EXERCISE DESCRIPTION - Go through the records and give each one again exactly.

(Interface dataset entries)
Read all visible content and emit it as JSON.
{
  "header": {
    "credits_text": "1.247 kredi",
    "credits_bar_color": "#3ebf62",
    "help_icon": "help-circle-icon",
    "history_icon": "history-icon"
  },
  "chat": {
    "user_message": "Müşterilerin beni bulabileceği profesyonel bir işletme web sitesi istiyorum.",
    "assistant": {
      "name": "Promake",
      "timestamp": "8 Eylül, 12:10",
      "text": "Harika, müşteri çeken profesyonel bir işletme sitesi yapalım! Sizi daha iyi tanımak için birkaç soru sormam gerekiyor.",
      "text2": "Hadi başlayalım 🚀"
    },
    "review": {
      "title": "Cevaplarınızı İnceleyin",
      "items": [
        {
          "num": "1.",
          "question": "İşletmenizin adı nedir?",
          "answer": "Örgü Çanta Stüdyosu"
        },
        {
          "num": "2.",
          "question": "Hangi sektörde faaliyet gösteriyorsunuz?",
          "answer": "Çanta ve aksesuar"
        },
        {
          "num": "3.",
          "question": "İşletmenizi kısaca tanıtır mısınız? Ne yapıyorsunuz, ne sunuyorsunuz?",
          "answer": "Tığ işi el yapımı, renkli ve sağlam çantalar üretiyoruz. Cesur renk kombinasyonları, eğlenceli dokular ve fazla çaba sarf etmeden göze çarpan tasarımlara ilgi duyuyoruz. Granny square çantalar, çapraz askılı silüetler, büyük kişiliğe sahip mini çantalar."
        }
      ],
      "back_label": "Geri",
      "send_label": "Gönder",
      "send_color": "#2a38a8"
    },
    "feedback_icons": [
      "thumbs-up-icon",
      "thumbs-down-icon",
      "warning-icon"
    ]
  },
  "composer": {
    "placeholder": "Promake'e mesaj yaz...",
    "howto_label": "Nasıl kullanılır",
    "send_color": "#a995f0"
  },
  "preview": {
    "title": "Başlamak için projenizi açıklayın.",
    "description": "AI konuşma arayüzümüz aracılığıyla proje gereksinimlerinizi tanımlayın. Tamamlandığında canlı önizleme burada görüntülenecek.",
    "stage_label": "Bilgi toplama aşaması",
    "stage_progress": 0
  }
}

ANSWER FOR THIS EXERCISE -
Read all visible content and emit it as JSON.
{
  "header": {
    "credits_text": "1.247 kredi",
    "credits_bar_color": "#3ebf62",
    "help_icon": "help-circle-icon",
    "history_icon": "history-icon"
  },
  "chat": {
    "user_message": "Müşterilerin beni bulabileceği profesyonel bir işletme web sitesi istiyorum.",
    "assistant": {
      "name": "Promake",
      "timestamp": "8 Eylül, 12:10",
      "text": "Harika, müşteri çeken profesyonel bir işletme sitesi yapalım! Sizi daha iyi tanımak için birkaç soru sormam gerekiyor.",
      "text2": "Hadi başlayalım 🚀"
    },
    "review": {
      "title": "Cevaplarınızı İnceleyin",
      "items": [
        {
          "num": "1.",
          "question": "İşletmenizin adı nedir?",
          "answer": "Örgü Çanta Stüdyosu"
        },
        {
          "num": "2.",
          "question": "Hangi sektörde faaliyet gösteriyorsunuz?",
          "answer": "Çanta ve aksesuar"
        },
        {
          "num": "3.",
          "question": "İşletmenizi kısaca tanıtır mısınız? Ne yapıyorsunuz, ne sunuyorsunuz?",
          "answer": "Tığ işi el yapımı, renkli ve sağlam çantalar üretiyoruz. Cesur renk kombinasyonları, eğlenceli dokular ve fazla çaba sarf etmeden göze çarpan tasarımlara ilgi duyuyoruz. Granny square çantalar, çapraz askılı silüetler, büyük kişiliğe sahip mini çantalar."
        }
      ],
      "back_label": "Geri",
      "send_label": "Gönder",
      "send_color": "#2a38a8"
    },
    "feedback_icons": [
      "thumbs-up-icon",
      "thumbs-down-icon",
      "warning-icon"
    ]
  },
  "composer": {
    "placeholder": "Promake'e mesaj yaz...",
    "howto_label": "Nasıl kullanılır",
    "send_color": "#a995f0"
  },
  "preview": {
    "title": "Başlamak için projenizi açıklayın.",
    "description": "AI konuşma arayüzümüz aracılığıyla proje gereksinimlerinizi tanımlayın. Tamamlandığında canlı önizleme burada görüntülenecek.",
    "stage_label": "Bilgi toplama aşaması",
    "stage_progress": 0
  }
}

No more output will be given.